A reflective and sacramental journey together

windowTraditional churches follow a synchronised calendar. This means that we all celebrate Christmas, Easter and Pentecost at the same time because we follow a common lectionary (set of readings) – http://lectionary.library.vanderbilt.edu/

This is the curriculum of the church and it will take us through all the bible readings that we need in order to grasp the complete teachings of the gospel.

‘The Path’ is a commitment to walk through the seasons of the church calendar with special intent to be formed in Christlikeness. This forms us in the ‘Way of Christ’ not just through words, (head knowledge), but also through liturgy (body knowledge).

The Path begins in early summer and takes us through Advent, a season of expectation and hope, to Christmas and Epiphany.

By late summer we reach the season of Lent which is our preparation season for Easter in the Autumn.

After journeying through the disciplines of Lent we come though the liturgy of Palms, and into Holy Week, the most sacred week of the Christian calendar.

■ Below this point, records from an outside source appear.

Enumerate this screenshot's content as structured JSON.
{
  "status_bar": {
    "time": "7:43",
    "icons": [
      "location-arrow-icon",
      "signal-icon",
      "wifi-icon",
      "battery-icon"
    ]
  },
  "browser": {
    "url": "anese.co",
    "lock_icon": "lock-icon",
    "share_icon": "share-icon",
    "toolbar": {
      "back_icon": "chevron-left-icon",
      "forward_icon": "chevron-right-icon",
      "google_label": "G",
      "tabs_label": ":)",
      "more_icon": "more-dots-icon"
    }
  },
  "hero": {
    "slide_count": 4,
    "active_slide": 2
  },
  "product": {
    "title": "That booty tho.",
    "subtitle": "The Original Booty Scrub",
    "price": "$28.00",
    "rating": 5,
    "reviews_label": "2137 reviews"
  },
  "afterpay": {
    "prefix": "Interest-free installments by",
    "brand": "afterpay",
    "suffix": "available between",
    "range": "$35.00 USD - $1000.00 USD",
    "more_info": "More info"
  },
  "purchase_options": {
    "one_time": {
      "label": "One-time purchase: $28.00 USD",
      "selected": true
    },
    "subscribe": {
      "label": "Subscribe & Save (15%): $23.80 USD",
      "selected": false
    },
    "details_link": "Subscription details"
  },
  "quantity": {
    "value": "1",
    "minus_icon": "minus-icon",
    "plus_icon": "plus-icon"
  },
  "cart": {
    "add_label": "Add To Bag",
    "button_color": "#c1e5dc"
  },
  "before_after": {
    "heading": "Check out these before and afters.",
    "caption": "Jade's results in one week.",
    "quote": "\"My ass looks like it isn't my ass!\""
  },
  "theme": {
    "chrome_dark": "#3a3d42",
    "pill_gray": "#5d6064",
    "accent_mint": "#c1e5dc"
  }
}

During Holy Week we share in the fellowship meal of the last supper, where Jesus taught us how to bless the bread and wine with the meanings of the new covenant after which begins our Easter Vigil. We pass through the pain and forgiveness of Good Friday, and then through the silence of Holy Saturday, to pass over to new Life with the ‘Reaffirmation of Baptism Vows’ early on the day of resurrection.

The Path then continues through the Great Fifty days of Easter, reflecting together about the resurrection life, until we come to Pentecost.

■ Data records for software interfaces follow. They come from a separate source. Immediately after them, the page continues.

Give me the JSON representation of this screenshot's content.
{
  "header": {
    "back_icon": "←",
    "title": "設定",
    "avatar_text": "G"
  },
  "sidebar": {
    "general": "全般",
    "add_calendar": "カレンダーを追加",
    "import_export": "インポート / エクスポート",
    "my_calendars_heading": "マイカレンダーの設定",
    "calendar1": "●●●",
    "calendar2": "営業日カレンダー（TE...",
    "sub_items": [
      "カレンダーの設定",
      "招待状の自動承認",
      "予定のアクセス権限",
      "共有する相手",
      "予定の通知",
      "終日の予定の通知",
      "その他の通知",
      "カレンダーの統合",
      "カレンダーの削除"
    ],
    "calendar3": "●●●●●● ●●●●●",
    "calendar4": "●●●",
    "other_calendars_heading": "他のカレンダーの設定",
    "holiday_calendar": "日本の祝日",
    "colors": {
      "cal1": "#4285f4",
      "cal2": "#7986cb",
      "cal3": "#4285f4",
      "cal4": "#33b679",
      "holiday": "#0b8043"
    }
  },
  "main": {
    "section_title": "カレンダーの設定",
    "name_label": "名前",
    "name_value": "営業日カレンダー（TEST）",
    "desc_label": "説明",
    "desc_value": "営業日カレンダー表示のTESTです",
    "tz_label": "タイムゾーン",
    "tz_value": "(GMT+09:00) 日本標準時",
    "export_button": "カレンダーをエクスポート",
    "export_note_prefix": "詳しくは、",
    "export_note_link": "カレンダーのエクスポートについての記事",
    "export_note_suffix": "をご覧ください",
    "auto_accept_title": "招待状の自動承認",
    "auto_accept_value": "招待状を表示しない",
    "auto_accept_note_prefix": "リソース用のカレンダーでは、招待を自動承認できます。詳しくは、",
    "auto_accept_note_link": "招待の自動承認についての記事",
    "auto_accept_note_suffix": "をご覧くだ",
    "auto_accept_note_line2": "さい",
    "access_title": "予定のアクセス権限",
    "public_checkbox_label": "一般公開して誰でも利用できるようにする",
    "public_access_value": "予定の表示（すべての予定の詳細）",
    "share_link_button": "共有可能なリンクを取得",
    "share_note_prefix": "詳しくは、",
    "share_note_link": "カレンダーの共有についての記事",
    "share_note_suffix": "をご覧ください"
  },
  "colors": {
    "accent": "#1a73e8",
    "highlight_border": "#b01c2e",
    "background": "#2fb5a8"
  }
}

At Pentecost celebrate the infilling of the Holy Spirit with wind and flame and tongues.

As we journey through the darkness of midwinter, carrying the Pentecostal flame for warmth and light through the days of darkness. Gradually, as the powers of light do battle with the powers of darkness, we approach the spring equinox with the celebration of St Michael and All angels. As the path continues beyond these themes towards approaching summer, we pass through All Souls day, to the great celebration of ‘All Saints’ on November 1st.

From here the Path comes to a great conclusion, at the end of the liturgical year with the great Feast day of ‘Christ the King’ We are now in early Summer and ready to do the cycle again and this time deeper as we look forward to the coming of Christ in season of Advent.

 Once this Path has been walked, and once one can narrate its meanings for oneself, it will be a map of salvation, and model a way of attending church that will bring many years of deepening conversion in any church anywhere and even to the ‘ends of the earth’.

Walk the Path and create your own spiritual story.

The discipline:
  1. To attend the special liturgies. (note: this will be demanding the week leading to and including Easter Day)
  2. Weekly preparation on the forthcoming Sunday Gospel reading. This may be done individually but preferable in one of our bible reflection groups.
  3. Attendance at the normal Sunday Eucharist (at any centre) where the priest will give reflections on the same gospel reading that you have prepared.
  4. Reflection group. After Eucharist at St John’s (and after a cup of tea) to reflect around the table together; what were our insights, experiences and inspirations, from scripture and liturgy during the whole week and what meanings have we made of our journey so far. (All group reflections will be done in a structured, safe and respectful way).